#### WHAT IS EXPECTED
Here are some records. Copy each one exactly.

#### INFORMATION PROVIDED
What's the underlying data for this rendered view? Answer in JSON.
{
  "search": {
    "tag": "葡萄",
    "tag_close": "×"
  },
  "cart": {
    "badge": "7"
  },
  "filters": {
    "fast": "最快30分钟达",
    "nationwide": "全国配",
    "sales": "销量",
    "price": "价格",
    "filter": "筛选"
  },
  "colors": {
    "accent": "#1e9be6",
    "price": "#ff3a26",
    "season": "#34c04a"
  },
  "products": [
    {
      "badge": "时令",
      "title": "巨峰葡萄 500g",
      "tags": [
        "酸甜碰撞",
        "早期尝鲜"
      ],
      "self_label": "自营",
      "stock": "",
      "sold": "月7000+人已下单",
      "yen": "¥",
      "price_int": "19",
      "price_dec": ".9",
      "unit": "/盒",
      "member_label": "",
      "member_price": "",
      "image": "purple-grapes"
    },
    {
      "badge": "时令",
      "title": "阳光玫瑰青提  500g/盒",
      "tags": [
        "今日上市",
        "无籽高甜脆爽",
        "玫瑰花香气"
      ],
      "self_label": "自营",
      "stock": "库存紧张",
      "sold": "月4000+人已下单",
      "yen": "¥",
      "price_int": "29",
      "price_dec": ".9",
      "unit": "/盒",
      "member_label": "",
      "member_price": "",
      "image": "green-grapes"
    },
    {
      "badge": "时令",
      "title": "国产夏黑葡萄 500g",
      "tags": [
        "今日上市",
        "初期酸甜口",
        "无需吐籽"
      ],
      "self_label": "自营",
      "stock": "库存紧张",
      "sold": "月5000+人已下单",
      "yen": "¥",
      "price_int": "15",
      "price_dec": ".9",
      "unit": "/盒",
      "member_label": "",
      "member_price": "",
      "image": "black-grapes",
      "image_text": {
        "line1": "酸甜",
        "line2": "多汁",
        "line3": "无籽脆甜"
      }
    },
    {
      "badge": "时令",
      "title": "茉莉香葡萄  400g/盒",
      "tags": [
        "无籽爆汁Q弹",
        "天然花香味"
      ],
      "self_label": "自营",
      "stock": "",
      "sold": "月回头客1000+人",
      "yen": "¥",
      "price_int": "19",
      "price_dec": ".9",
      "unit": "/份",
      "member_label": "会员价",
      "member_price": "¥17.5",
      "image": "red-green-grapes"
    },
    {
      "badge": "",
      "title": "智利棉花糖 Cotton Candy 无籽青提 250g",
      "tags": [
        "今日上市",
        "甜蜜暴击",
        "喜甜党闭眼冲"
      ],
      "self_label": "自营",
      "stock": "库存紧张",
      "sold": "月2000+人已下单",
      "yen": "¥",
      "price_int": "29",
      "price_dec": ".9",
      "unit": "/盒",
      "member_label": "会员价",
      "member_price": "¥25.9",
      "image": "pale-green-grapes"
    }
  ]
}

#### SOLUTION FOR THIS PROBLEM
What's the underlying data for this rendered view? Answer in JSON.
{
  "search": {
    "tag": "葡萄",
    "tag_close": "×"
  },
  "cart": {
    "badge": "7"
  },
  "filters": {
    "fast": "最快30分钟达",
    "nationwide": "全国配",
    "sales": "销量",
    "price": "价格",
    "filter": "筛选"
  },
  "colors": {
    "accent": "#1e9be6",
    "price": "#ff3a26",
    "season": "#34c04a"
  },
  "products": [
    {
      "badge": "时令",
      "title": "巨峰葡萄 500g",
      "tags": [
        "酸甜碰撞",
        "早期尝鲜"
      ],
      "self_label": "自营",
      "stock": "",
      "sold": "月7000+人已下单",
      "yen": "¥",
      "price_int": "19",
      "price_dec": ".9",
      "unit": "/盒",
      "member_label": "",
      "member_price": "",
      "image": "purple-grapes"
    },
    {
      "badge": "时令",
      "title": "阳光玫瑰青提  500g/盒",
      "tags": [
        "今日上市",
        "无籽高甜脆爽",
        "玫瑰花香气"
      ],
      "self_label": "自营",
      "stock": "库存紧张",
      "sold": "月4000+人已下单",
      "yen": "¥",
      "price_int": "29",
      "price_dec": ".9",
      "unit": "/盒",
      "member_label": "",
      "member_price": "",
      "image": "green-grapes"
    },
    {
      "badge": "时令",
      "title": "国产夏黑葡萄 500g",
      "tags": [
        "今日上市",
        "初期酸甜口",
        "无需吐籽"
      ],
      "self_label": "自营",
      "stock": "库存紧张",
      "sold": "月5000+人已下单",
      "yen": "¥",
      "price_int": "15",
      "price_dec": ".9",
      "unit": "/盒",
      "member_label": "",
      "member_price": "",
      "image": "black-grapes",
      "image_text": {
        "line1": "酸甜",
        "line2": "多汁",
        "line3": "无籽脆甜"
      }
    },
    {
      "badge": "时令",
      "title": "茉莉香葡萄  400g/盒",
      "tags": [
        "无籽爆汁Q弹",
        "天然花香味"
      ],
      "self_label": "自营",
      "stock": "",
      "sold": "月回头客1000+人",
      "yen": "¥",
      "price_int": "19",
      "price_dec": ".9",
      "unit": "/份",
      "member_label": "会员价",
      "member_price": "¥17.5",
      "image": "red-green-grapes"
    },
    {
      "badge": "",
      "title": "智利棉花糖 Cotton Candy 无籽青提 250g",
      "tags": [
        "今日上市",
        "甜蜜暴击",
        "喜甜党闭眼冲"
      ],
      "self_label": "自营",
      "stock": "库存紧张",
      "sold": "月2000+人已下单",
      "yen": "¥",
      "price_int": "29",
      "price_dec": ".9",
      "unit": "/盒",
      "member_label": "会员价",
      "member_price": "¥25.9",
      "image": "pale-green-grapes"
    }
  ]
}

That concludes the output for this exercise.